He was convicted of murder and robbery by a Riyadh court in 2010.
The family of the victim refused to sign an affidavit of forgiveness that would have spared Zapanta the death penalty unless it was paid 48 million pesos ($1 million), setting a two-week deadline earlier this month for payment.
The execution was carried out after Zapanta's family and the Philippine government managed to raise only 23 million pesos ($488,000), said Philippine Department of Foreign Affairs spokesman Charles Jose.
Since I believe it should be the victim (or, in this case, the heirs to the victim) that should set damages, I believe it can be justified on libertarian grounds---both the beheading and the demand for a payment to stop the beheading.
I emailed Dr. Walter Block to get his take and it was pretty much in line with mine:

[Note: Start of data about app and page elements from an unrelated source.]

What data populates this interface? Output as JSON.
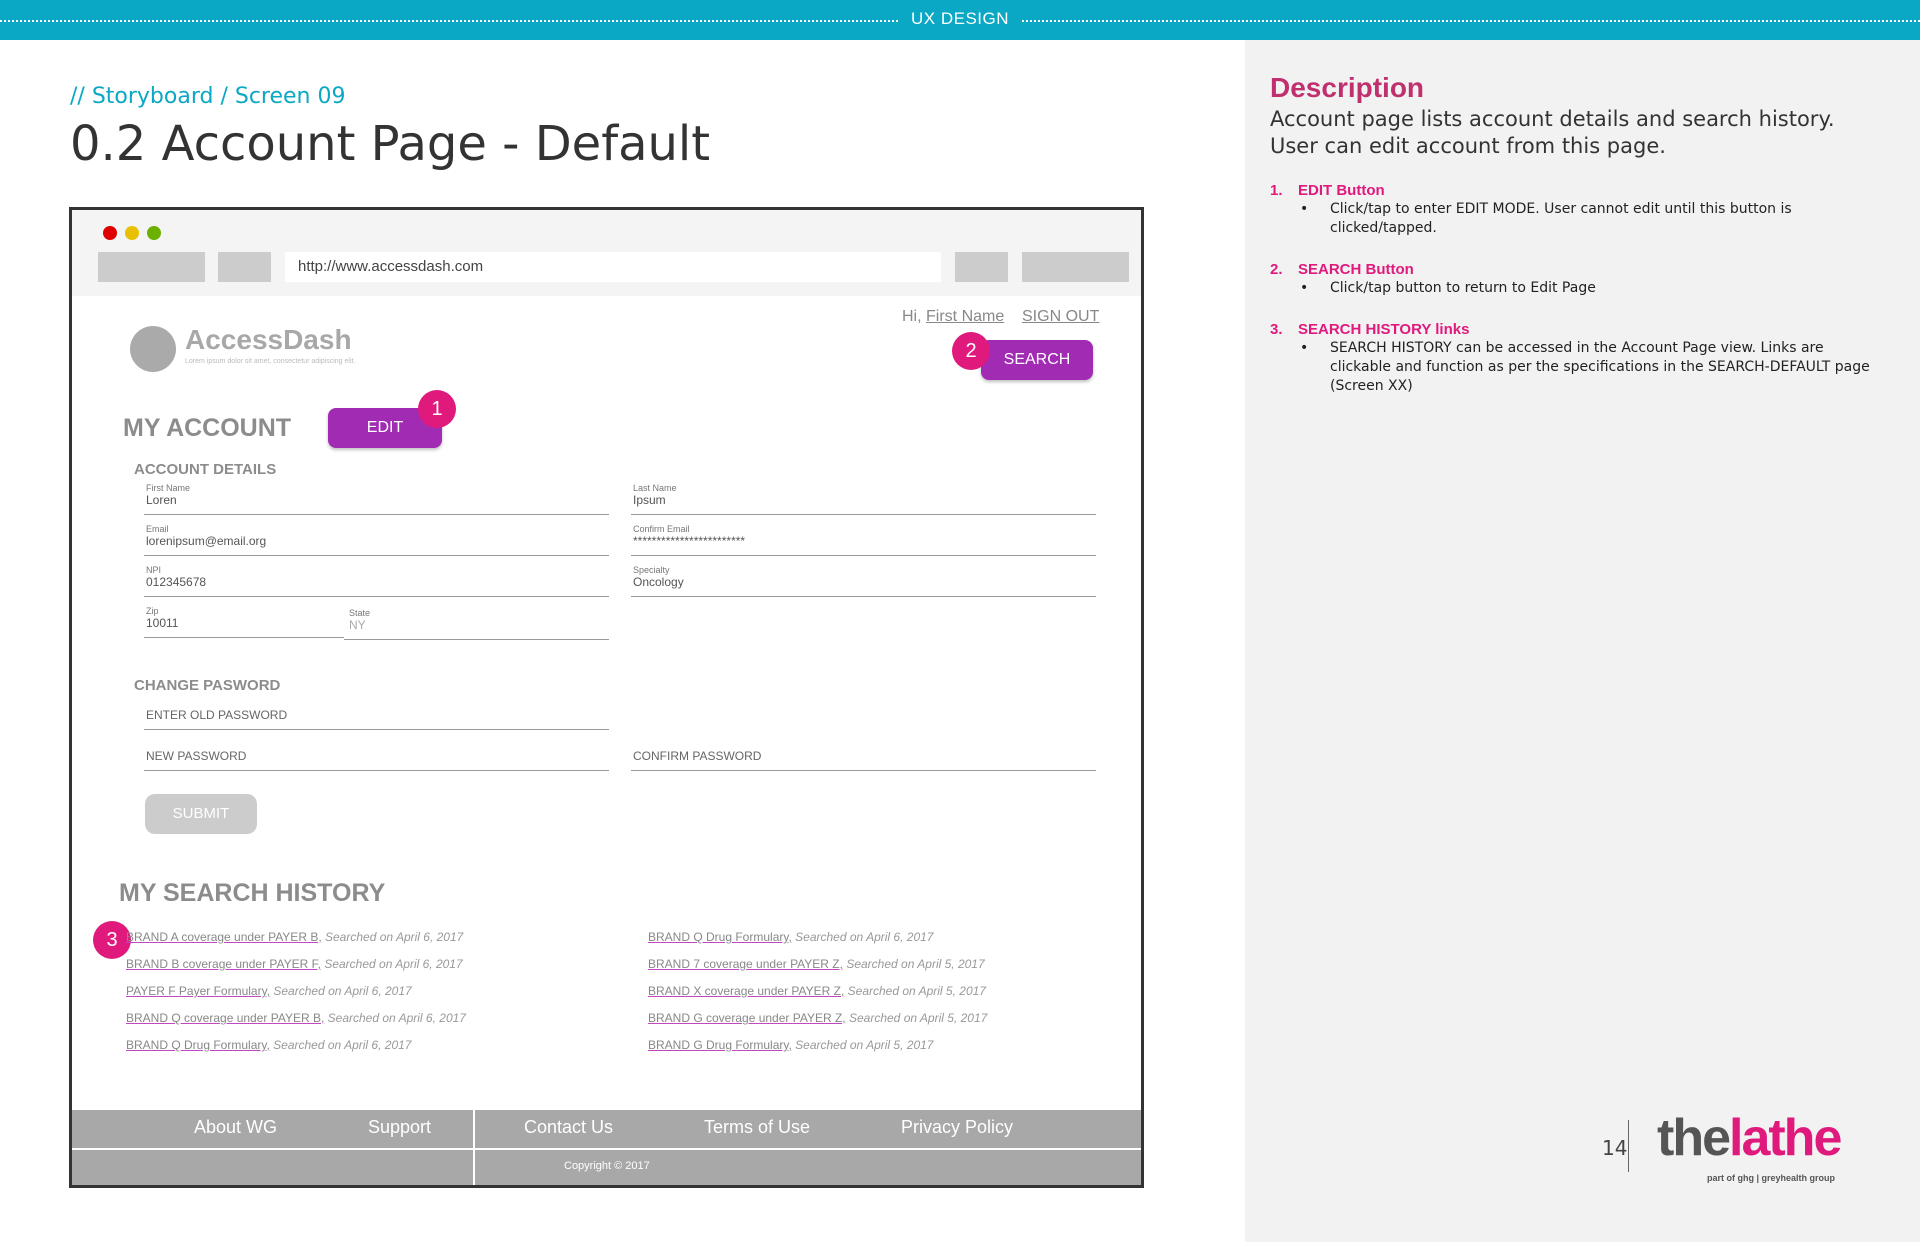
{
  "banner": {
    "label": "UX DESIGN"
  },
  "header": {
    "breadcrumb": "// Storyboard / Screen 09",
    "title": "0.2 Account Page - Default"
  },
  "browser": {
    "url": "http://www.accessdash.com",
    "app": {
      "greeting": "Hi,",
      "first_name": "First Name",
      "sign_out": "SIGN OUT",
      "brand": "AccessDash",
      "tagline": "Lorem ipsum dolor sit amet, consectetur adipiscing elit.",
      "search_button": "SEARCH",
      "edit_button": "EDIT",
      "my_account": "MY ACCOUNT",
      "account_details": "ACCOUNT DETAILS",
      "fields": [
        {
          "label": "First Name",
          "value": "Loren"
        },
        {
          "label": "Last Name",
          "value": "Ipsum"
        },
        {
          "label": "Email",
          "value": "lorenipsum@email.org"
        },
        {
          "label": "Confirm Email",
          "value": "************************"
        },
        {
          "label": "NPI",
          "value": "012345678"
        },
        {
          "label": "Specialty",
          "value": "Oncology"
        },
        {
          "label": "Zip",
          "value": "10011"
        },
        {
          "label": "State",
          "value": "NY"
        }
      ],
      "change_password": "CHANGE PASWORD",
      "password_fields": [
        "ENTER OLD PASSWORD",
        "NEW PASSWORD",
        "CONFIRM PASSWORD"
      ],
      "submit_button": "SUBMIT",
      "search_history_title": "MY SEARCH HISTORY",
      "history_left": [
        {
          "link": "BRAND A coverage under PAYER B,",
          "when": "Searched on April 6, 2017"
        },
        {
          "link": "BRAND B coverage under PAYER F,",
          "when": "Searched on April 6, 2017"
        },
        {
          "link": "PAYER F Payer Formulary,",
          "when": "Searched on April 6, 2017"
        },
        {
          "link": "BRAND Q coverage under PAYER B,",
          "when": "Searched on April 6, 2017"
        },
        {
          "link": "BRAND Q Drug Formulary,",
          "when": "Searched on April 6, 2017"
        }
      ],
      "history_right": [
        {
          "link": "BRAND Q Drug Formulary,",
          "when": "Searched on April 6, 2017"
        },
        {
          "link": "BRAND 7 coverage under PAYER Z,",
          "when": "Searched on April 5, 2017"
        },
        {
          "link": "BRAND X coverage under PAYER Z,",
          "when": "Searched on April 5, 2017"
        },
        {
          "link": "BRAND G coverage under PAYER Z,",
          "when": "Searched on April 5, 2017"
        },
        {
          "link": "BRAND G Drug Formulary,",
          "when": "Searched on April 5, 2017"
        }
      ],
      "footer_links": [
        "About WG",
        "Support",
        "Contact Us",
        "Terms of Use",
        "Privacy Policy"
      ],
      "copyright": "Copyright © 2017"
    }
  },
  "badges": [
    "1",
    "2",
    "3"
  ],
  "description": {
    "title": "Description",
    "body": "Account page lists account details and search history. User can edit account from this page.",
    "notes": [
      {
        "num": "1.",
        "title": "EDIT Button",
        "body": "Click/tap to enter EDIT MODE. User cannot edit until this button is clicked/tapped."
      },
      {
        "num": "2.",
        "title": "SEARCH Button",
        "body": "Click/tap button to return to Edit Page"
      },
      {
        "num": "3.",
        "title": "SEARCH HISTORY links",
        "body": "SEARCH HISTORY can be accessed in the Account Page view. Links are clickable and function as per the specifications in the SEARCH-DEFAULT page (Screen XX)"
      }
    ],
    "bullet": "•"
  },
  "page_number": "14",
  "logo": {
    "the": "the",
    "lathe": "lathe",
    "sub": "part of ghg | greyhealth group"
  },
  "colors": {
    "banner": "#0aa8c4",
    "accent_magenta": "#e0197d",
    "button_purple": "#a12bb3",
    "title_pink": "#c0306f"
  }
}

Yes, assuming this guy was really guilty of murder. I think that the murderer stole the life of his victim, and owes a life (actually two lives, but that's another matter). To whom does the murderer owe a life? To the victim. If we had a machine that could take the life out of the murderer, and install it into the dead victim, so that the latter comes out of this machine alive, and the murderer comes out of it dead, we would be justified in imposing this machine on the murderer. However, we don't have this machine, yet. So, now, to whom does the murderer owe a life? To the victim's heirs (assuming that the murder victim did not leave explicit instructions to them as to how they should act upon his demise). So, the heirs may forgive the murderer. Or, they may execute him. Or, they may demand money from him, and if he pays, let him go free, or, if he doesn't pay, then execute him.